Positives
Students are able to use algebra skills in real-world applications.
The lesson is engaging for students because it is personalized to each student's actual home or local building.
Additional Prerequisites
This lesson is 2 of 5 in our 6-8th Grade Renewable Energy Algebra unit.
If teachers did not complete lesson 1, omit questions 1, 3, and 5 on the Student Document and use this video to introduce solar energy and its connections to climate change.
Slides 14-16 are vocabulary words from the first lesson that teachers may wish to review with students again or introduce if teachers skipped lesson 1.
Students need access to computers and calculators for this lesson.
Differentiation
Students can work individually or in groups.
If students do not feel comfortable using their actual address, they can select a random nearby address to use.
Teachers can walk students through certain calculations as a class. Teachers can also pull small groups to work through any areas with the most needs.
This lesson lets students evaluate the impact of solar energy in addressing the energy crisis and energy inequities, especially in low-income communities. It would build their analytic skills in calculating the amount of energy a solar panel can produce per hour, which is important information for houseowners to choose the size of solar panels to build. All materials embedded in the lesson are illustrative and were fact-checked thoroughly. On that account, this lesson has passed our science credibility process and is recommended for teaching.
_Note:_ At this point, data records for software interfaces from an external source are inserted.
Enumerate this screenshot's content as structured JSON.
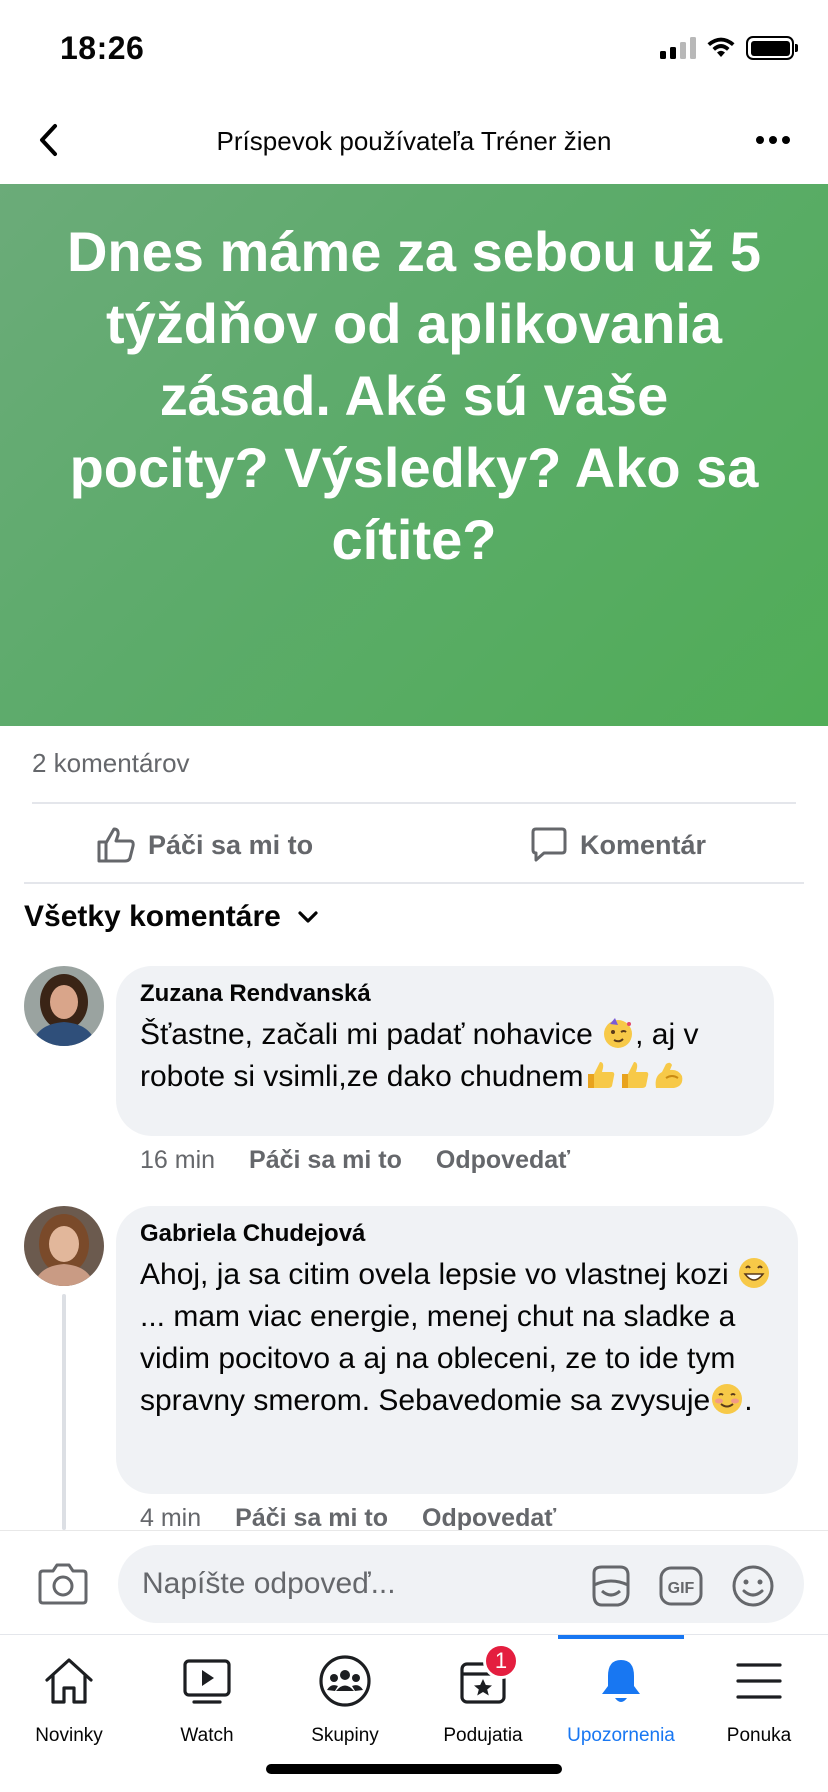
{
  "status_bar": {
    "time": "18:26"
  },
  "header": {
    "title": "Príspevok používateľa Tréner žien"
  },
  "post": {
    "text": "Dnes máme za sebou už 5 týždňov od aplikovania zásad. Aké sú vaše pocity? Výsledky? Ako sa cítite?",
    "background_color": "#5bab64",
    "comment_count": "2 komentárov"
  },
  "actions": {
    "like": "Páči sa mi to",
    "comment": "Komentár"
  },
  "comments_filter": {
    "label": "Všetky komentáre"
  },
  "comments": [
    {
      "author": "Zuzana Rendvanská",
      "text_1": "Šťastne, začali mi padať nohavice ",
      "text_2": ", aj v robote si vsimli,ze dako chudnem",
      "time": "16 min",
      "like": "Páči sa mi to",
      "reply": "Odpovedať"
    },
    {
      "author": "Gabriela Chudejová",
      "text_1": "Ahoj, ja sa citim ovela lepsie vo vlastnej kozi ",
      "text_2": "... mam viac energie, menej chut na sladke a vidim pocitovo a aj na obleceni, ze to ide tym spravny smerom. Sebavedomie sa zvysuje",
      "text_3": ".",
      "time": "4 min",
      "like": "Páči sa mi to",
      "reply": "Odpovedať"
    }
  ],
  "composer": {
    "placeholder": "Napíšte odpoveď..."
  },
  "tabs": [
    {
      "label": "Novinky",
      "icon": "home-icon"
    },
    {
      "label": "Watch",
      "icon": "watch-icon"
    },
    {
      "label": "Skupiny",
      "icon": "groups-icon"
    },
    {
      "label": "Podujatia",
      "icon": "events-icon",
      "badge": "1"
    },
    {
      "label": "Upozornenia",
      "icon": "bell-icon",
      "active": true
    },
    {
      "label": "Ponuka",
      "icon": "menu-icon"
    }
  ],
  "colors": {
    "accent": "#1877f2",
    "badge": "#e41e3f",
    "muted_text": "#65676b",
    "bubble": "#f0f2f5"
  }
}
This resource addresses the listed standards. To fully meet standards, search for more related resources.